      John C. Poirier
      Middletown, Ohio
       

    • Mark Goodacre
      Thanks for this, Ken. An interesting footnote to this: when Goulder criticised the coining of the term Two Gospel Hypothesis , he added that my own theory,
      Message 2 of 4 , May 22, 2003
      • 0 Attachment
        Thanks for this, Ken. An interesting footnote to this: when Goulder
        criticised the coining of the term "Two Gospel Hypothesis", he added
        that 'my own theory, which is well-known to the Griesbachians, is
        also a Two-Gospel hypothesis, with Mark and Matthew the sources for
        Luke. So there are at least two Two-Gospel hypotheses. Griesbach
        has been known as the originator of the theory for two centuries, and
        his honourable name should be maintained.' ('Luke's Knowledge of
        Matthew' in George Strecker, ed., Minor Agreements. Symposium
        Göttingen 1991 (Göttingen: Vandenhoeck & Ruprecht, 1993), pp. 143-60
        (p. 143, n. 1).). I think my own feeling, the more I reflect on
        this, is that one of the best ways of avoiding polemic is to stick
        with the names that the defenders of the hypothesis themselves
        prefer, so I use Two-Source, Farrer, Two-Gospel and so on, after what
        the defenders of each prefer.

        Mark
        -----------------------------
        Dr Mark Goodacre mailto:M.S.Goodacre@...
        Dept of Theology tel: +44 121 414 7512
        University of Birmingham fax: +44 121 414 4381
        Birmingham B15 2TT UK

        http://www.theology.bham.ac.uk/goodacre
        http://NTGateway.com


        Synoptic-L Homepage: http://www.bham.ac.uk/theology/synoptic-l
        List Owner: Synoptic-L-Owner@...
      • John C. Poirier
        Thanks for this insight, Ken. I have always felt that the label Two-Gospel Hypothesis was confusing, although for a different reason: it sounds too much
        Message 3 of 4 , May 22, 2003
        • 0 Attachment
          Thanks for this insight, Ken.  I have always felt that the label "Two-Gospel Hypothesis" was confusing, although for a different reason: it sounds too much like "Two-Source Hypothesis" (but I understand that that's the point of the label).

          John C. Poirier
          Middletown, Ohio
           

          Ken Olson wrote:

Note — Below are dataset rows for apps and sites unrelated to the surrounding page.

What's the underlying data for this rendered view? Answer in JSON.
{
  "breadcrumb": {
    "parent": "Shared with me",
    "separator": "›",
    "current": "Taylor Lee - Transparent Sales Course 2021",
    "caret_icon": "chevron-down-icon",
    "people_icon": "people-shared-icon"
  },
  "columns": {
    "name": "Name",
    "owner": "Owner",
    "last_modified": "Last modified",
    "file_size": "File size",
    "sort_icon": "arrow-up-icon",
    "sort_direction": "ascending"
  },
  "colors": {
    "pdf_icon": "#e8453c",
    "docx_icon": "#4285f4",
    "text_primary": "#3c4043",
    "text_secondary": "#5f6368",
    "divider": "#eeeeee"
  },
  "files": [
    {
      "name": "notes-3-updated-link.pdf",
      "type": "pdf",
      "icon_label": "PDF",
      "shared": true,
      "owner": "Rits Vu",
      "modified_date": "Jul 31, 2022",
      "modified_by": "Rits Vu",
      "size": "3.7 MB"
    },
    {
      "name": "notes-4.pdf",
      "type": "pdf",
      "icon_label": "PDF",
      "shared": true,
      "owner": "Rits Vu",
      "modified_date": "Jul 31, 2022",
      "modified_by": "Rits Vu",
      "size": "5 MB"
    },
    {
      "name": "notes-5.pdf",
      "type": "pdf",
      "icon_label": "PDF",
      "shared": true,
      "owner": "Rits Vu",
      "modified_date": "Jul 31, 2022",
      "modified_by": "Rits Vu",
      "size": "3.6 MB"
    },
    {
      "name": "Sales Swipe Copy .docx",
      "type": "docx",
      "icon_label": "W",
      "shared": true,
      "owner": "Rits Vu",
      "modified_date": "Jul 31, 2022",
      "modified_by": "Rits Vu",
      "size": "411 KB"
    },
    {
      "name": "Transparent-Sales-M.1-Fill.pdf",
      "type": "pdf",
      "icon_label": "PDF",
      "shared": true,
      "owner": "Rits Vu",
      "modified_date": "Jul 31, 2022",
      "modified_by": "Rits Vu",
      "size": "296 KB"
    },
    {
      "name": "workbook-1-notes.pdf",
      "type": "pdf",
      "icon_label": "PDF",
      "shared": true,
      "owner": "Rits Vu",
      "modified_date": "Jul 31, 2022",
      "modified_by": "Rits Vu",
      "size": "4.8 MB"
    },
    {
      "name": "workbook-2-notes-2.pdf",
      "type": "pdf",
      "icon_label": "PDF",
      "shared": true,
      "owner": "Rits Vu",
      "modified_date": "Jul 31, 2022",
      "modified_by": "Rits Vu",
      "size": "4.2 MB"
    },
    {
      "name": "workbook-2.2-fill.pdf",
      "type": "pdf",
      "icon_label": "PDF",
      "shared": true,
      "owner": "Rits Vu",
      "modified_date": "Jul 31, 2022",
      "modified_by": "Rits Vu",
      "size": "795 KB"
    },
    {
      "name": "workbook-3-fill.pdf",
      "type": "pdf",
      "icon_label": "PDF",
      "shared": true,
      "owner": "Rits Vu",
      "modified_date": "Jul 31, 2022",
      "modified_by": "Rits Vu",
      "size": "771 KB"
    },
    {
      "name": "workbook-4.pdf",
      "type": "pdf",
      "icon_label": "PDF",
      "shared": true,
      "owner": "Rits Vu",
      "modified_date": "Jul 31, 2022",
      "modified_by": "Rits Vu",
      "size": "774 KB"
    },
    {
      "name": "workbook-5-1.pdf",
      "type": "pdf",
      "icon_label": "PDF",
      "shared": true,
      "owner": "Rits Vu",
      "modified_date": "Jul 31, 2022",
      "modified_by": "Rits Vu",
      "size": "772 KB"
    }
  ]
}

          John,

          Turner may have been confused by the fact that Goulder referred to his own theory as a Two-Gospel hypothesis, though Goulder’s point was that the label was inadequate as a description for a synoptic source theory. Goulder said:

          >>The hypothesis, advocated here by William Farmer, is sometimes referred to by its defenders as the _Two-Gospel Hypothesis_. This practice is confusing, and should be discontinued. The name is intended to stand in contrast with the _Two-Source (=Standard) hypothesis_, and to emphasize that Mark’s sources were our two Gospels, Matthew and Luke. But then my own theory, which is well-known o the Griesbachians, is also a Two-Gospel hypothesis, with Mark and Matthew the sources for Luke. So there are at least two Two-Gospel hypotheses. Griesbach has been known as the originator of the theory for two centuries, and his honourable name should be maintained<< [Michael D. Goulder, "Luke’s Knowledge of Matthew," in Minor Agreements: Symposium Goettingen 1991 (Goettingen: Vandenhoeck and Ruprecht, 1991) 143 n. 1.

          Best Wishes,

          Ken

        Your message has been successfully submitted and would be delivered to recipients shortly.